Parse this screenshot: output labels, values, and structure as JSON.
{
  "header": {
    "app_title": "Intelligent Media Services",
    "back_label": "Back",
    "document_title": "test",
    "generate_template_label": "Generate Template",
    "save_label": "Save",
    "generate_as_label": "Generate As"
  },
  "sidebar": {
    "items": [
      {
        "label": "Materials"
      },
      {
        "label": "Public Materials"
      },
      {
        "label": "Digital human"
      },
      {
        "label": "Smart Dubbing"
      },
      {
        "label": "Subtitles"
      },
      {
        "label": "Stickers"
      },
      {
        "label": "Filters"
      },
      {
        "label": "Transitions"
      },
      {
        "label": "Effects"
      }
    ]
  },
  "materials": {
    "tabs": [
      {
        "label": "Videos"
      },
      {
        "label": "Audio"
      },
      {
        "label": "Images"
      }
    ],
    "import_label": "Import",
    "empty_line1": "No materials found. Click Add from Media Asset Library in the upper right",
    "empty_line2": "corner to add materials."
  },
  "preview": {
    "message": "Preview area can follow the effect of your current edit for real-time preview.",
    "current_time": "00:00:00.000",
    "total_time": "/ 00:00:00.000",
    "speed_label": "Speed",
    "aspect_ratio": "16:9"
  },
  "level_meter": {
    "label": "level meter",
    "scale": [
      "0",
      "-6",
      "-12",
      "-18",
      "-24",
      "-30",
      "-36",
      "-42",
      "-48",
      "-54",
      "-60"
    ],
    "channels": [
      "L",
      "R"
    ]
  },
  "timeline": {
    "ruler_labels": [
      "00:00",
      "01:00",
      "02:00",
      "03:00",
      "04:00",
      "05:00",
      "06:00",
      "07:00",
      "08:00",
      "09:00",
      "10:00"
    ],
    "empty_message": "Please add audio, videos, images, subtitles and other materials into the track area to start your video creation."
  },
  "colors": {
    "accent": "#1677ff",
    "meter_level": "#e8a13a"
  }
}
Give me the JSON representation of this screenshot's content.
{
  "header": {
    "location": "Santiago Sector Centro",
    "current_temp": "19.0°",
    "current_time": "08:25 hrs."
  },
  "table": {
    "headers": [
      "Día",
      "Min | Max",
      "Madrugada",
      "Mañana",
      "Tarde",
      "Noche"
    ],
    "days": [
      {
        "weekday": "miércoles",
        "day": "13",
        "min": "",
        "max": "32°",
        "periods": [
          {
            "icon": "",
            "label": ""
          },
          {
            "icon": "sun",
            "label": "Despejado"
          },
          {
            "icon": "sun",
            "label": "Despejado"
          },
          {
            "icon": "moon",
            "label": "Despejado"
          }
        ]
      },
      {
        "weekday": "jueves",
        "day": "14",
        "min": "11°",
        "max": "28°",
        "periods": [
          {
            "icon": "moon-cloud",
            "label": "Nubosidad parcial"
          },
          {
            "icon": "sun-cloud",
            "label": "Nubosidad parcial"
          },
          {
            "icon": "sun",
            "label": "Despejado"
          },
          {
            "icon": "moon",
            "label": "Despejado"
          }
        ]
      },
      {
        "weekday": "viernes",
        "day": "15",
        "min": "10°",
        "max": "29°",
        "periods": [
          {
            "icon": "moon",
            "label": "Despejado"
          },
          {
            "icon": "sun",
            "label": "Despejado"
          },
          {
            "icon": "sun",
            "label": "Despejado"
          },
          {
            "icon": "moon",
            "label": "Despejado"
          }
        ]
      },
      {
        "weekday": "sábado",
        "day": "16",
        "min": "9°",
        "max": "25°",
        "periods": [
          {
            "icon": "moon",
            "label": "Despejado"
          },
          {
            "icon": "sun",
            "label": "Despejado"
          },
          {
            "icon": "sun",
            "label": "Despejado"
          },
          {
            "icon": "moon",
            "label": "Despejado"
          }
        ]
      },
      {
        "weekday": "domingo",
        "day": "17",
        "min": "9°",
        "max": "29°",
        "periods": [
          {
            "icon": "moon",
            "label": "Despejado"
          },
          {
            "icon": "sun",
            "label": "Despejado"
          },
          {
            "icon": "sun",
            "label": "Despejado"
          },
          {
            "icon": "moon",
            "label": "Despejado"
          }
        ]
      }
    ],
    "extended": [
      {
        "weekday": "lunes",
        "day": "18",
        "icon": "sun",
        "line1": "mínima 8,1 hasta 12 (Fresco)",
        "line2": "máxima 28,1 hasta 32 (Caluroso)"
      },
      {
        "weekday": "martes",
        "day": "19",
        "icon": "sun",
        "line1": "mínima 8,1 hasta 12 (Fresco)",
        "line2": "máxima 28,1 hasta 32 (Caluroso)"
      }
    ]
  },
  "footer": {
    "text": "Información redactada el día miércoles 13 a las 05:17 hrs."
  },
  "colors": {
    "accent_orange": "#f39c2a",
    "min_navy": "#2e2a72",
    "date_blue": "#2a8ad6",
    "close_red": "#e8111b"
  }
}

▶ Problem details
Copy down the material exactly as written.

▶ Answer
Parse this screenshot: output labels, values, and structure as JSON.
{
  "header": {
    "app_title": "Intelligent Media Services",
    "back_label": "Back",
    "document_title": "test",
    "generate_template_label": "Generate Template",
    "save_label": "Save",
    "generate_as_label": "Generate As"
  },
  "sidebar": {
    "items": [
      {
        "label": "Materials"
      },
      {
        "label": "Public Materials"
      },
      {
        "label": "Digital human"
      },
      {
        "label": "Smart Dubbing"
      },
      {
        "label": "Subtitles"
      },
      {
        "label": "Stickers"
      },
      {
        "label": "Filters"
      },
      {
        "label": "Transitions"
      },
      {
        "label": "Effects"
      }
    ]
  },
  "materials": {
    "tabs": [
      {
        "label": "Videos"
      },
      {
        "label": "Audio"
      },
      {
        "label": "Images"
      }
    ],
    "import_label": "Import",
    "empty_line1": "No materials found. Click Add from Media Asset Library in the upper right",
    "empty_line2": "corner to add materials."
  },
  "preview": {
    "message": "Preview area can follow the effect of your current edit for real-time preview.",
    "current_time": "00:00:00.000",
    "total_time": "/ 00:00:00.000",
    "speed_label": "Speed",
    "aspect_ratio": "16:9"
  },
  "level_meter": {
    "label": "level meter",
    "scale": [
      "0",
      "-6",
      "-12",
      "-18",
      "-24",
      "-30",
      "-36",
      "-42",
      "-48",
      "-54",
      "-60"
    ],
    "channels": [
      "L",
      "R"
    ]
  },
  "timeline": {
    "ruler_labels": [
      "00:00",
      "01:00",
      "02:00",
      "03:00",
      "04:00",
      "05:00",
      "06:00",
      "07:00",
      "08:00",
      "09:00",
      "10:00"
    ],
    "empty_message": "Please add audio, videos, images, subtitles and other materials into the track area to start your video creation."
  },
  "colors": {
    "accent": "#1677ff",
    "meter_level": "#e8a13a"
  }
}
Give me the JSON representation of this screenshot's content.
{
  "header": {
    "location": "Santiago Sector Centro",
    "current_temp": "19.0°",
    "current_time": "08:25 hrs."
  },
  "table": {
    "headers": [
      "Día",
      "Min | Max",
      "Madrugada",
      "Mañana",
      "Tarde",
      "Noche"
    ],
    "days": [
      {
        "weekday": "miércoles",
        "day": "13",
        "min": "",
        "max": "32°",
        "periods": [
          {
            "icon": "",
            "label": ""
          },
          {
            "icon": "sun",
            "label": "Despejado"
          },
          {
            "icon": "sun",
            "label": "Despejado"
          },
          {
            "icon": "moon",
            "label": "Despejado"
          }
        ]
      },
      {
        "weekday": "jueves",
        "day": "14",
        "min": "11°",
        "max": "28°",
        "periods": [
          {
            "icon": "moon-cloud",
            "label": "Nubosidad parcial"
          },
          {
            "icon": "sun-cloud",
            "label": "Nubosidad parcial"
          },
          {
            "icon": "sun",
            "label": "Despejado"
          },
          {
            "icon": "moon",
            "label": "Despejado"
          }
        ]
      },
      {
        "weekday": "viernes",
        "day": "15",
        "min": "10°",
        "max": "29°",
        "periods": [
          {
            "icon": "moon",
            "label": "Despejado"
          },
          {
            "icon": "sun",
            "label": "Despejado"
          },
          {
            "icon": "sun",
            "label": "Despejado"
          },
          {
            "icon": "moon",
            "label": "Despejado"
          }
        ]
      },
      {
        "weekday": "sábado",
        "day": "16",
        "min": "9°",
        "max": "25°",
        "periods": [
          {
            "icon": "moon",
            "label": "Despejado"
          },
          {
            "icon": "sun",
            "label": "Despejado"
          },
          {
            "icon": "sun",
            "label": "Despejado"
          },
          {
            "icon": "moon",
            "label": "Despejado"
          }
        ]
      },
      {
        "weekday": "domingo",
        "day": "17",
        "min": "9°",
        "max": "29°",
        "periods": [
          {
            "icon": "moon",
            "label": "Despejado"
          },
          {
            "icon": "sun",
            "label": "Despejado"
          },
          {
            "icon": "sun",
            "label": "Despejado"
          },
          {
            "icon": "moon",
            "label": "Despejado"
          }
        ]
      }
    ],
    "extended": [
      {
        "weekday": "lunes",
        "day": "18",
        "icon": "sun",
        "line1": "mínima 8,1 hasta 12 (Fresco)",
        "line2": "máxima 28,1 hasta 32 (Caluroso)"
      },
      {
        "weekday": "martes",
        "day": "19",
        "icon": "sun",
        "line1": "mínima 8,1 hasta 12 (Fresco)",
        "line2": "máxima 28,1 hasta 32 (Caluroso)"
      }
    ]
  },
  "footer": {
    "text": "Información redactada el día miércoles 13 a las 05:17 hrs."
  },
  "colors": {
    "accent_orange": "#f39c2a",
    "min_navy": "#2e2a72",
    "date_blue": "#2a8ad6",
    "close_red": "#e8111b"
  }
}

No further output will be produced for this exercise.